and fragrance & essential oils. I have ordered from all of these companies
and can personally recommend them. I am not associated with them in any
capacity, except as a satisfied customer. You can certainly use your own
favorites. There are literally dozens of online suppliers, just be sure you
are choosing colorants and fragrances that are skin safe/formulated for

Soap bases: Custom Silicone Molds:

Colorants, micas, pigments & liquid dyes:

Fragrance/essential oils:

I researched websites for photos of museum quality
gemstones. Just do a search for mineral formations or gemstones. Once you
get an idea of the amazing colors and formations in nature you can be
inspired beyond belief. Here are a few with nice photos.

links to some photos and mini tutorial on soapdish

Processed Soap Rocks/Gemstones:

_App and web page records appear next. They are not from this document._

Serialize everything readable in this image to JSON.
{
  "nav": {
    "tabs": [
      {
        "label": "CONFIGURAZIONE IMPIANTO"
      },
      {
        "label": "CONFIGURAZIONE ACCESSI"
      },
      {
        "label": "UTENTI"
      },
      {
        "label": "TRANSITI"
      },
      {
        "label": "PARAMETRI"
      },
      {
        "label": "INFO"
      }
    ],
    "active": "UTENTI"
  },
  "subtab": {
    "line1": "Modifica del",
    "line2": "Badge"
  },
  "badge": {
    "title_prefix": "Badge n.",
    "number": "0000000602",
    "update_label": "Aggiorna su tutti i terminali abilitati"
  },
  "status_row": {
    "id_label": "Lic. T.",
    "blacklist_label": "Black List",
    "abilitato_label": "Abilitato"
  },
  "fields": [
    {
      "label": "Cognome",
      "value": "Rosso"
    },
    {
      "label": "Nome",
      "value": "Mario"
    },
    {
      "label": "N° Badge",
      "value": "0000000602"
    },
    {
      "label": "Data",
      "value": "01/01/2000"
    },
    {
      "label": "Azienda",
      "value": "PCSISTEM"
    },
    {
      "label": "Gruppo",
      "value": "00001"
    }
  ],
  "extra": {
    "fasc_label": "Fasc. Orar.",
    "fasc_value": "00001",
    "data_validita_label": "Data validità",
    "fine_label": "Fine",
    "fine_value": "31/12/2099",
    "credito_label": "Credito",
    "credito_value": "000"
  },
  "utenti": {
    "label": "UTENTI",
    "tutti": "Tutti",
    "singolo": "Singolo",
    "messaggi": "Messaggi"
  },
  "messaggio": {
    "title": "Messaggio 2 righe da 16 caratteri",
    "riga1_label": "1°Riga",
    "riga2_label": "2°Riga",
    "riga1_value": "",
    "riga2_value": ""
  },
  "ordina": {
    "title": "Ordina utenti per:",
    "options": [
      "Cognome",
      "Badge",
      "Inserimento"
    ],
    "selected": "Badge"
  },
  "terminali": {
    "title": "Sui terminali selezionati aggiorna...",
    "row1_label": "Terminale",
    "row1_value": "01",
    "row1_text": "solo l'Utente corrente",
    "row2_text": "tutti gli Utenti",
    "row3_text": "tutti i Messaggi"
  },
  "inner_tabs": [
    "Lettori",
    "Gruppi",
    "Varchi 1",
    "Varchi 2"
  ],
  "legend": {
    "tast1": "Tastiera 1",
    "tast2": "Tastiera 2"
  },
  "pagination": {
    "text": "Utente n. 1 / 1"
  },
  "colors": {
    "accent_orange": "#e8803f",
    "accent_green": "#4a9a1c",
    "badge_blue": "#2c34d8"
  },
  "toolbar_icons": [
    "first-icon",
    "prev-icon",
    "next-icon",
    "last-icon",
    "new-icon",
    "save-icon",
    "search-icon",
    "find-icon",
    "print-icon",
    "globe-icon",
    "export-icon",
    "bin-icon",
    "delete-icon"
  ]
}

I really didn’t do the CP soaps as a demo at the Mid
Atlantic Lights & Lather Symposium. I only had an hour of speaking time. I
took the CP soaprocks just to show, but here are the basic instructions for
CP rocks:

What I do is a rebatch without adding any extra oils or
liquids. I make one of my usual CP soap recipes and separate the batch
leaving some uncolored, and do some in several shades of the rock. I use
ultramarines and oxides for colorants in my CP, I dissolve them in glycerin
to avoid speckles.

Once the multi colored soap is removed from the molds, I
grate it on a cheese grater to make shreds, fresh out of the mold so it is
still soft. Then, like making soap balls, I just hand form the soap using
the various shades and white soap kneading it to create the marble effect.
To make the one in the picture with the green and black cubes of soap
embedded in the rock, I just cut up pieces of soap into chunks and worked
them into the softer soap. The soap is very malleable so I form it like
making a snow ball; I added things like coffee grounds, raspberry seeds,
cornmeal, oatmeal etc to get the stone like look. I stop a few times and
flatten the ball of soap, dust on a layer of metallic mica, and fold it over
– that made nice copper, silver, gold veins. I then let the soap cure as
usual. Before it gets too hard, for my recipe I wait about a week or two, I
simply cut and beveled the ball into the rock shape. If I have any crevices,
I dust metallic mica into the whole to make a fissure. If there are not
imperfections to dust with the mica, I just take the point of a peeler or
chopstick and make a crevice. (I take the carvings and spray them with a
little water and repeat the process to make more rocks with the leftovers)

I finish by spraying with alcohol to bring out the shine
and allow the soap to finish curing.

I hope that helps. Have fun – happy soaping!

Bonnie Bartley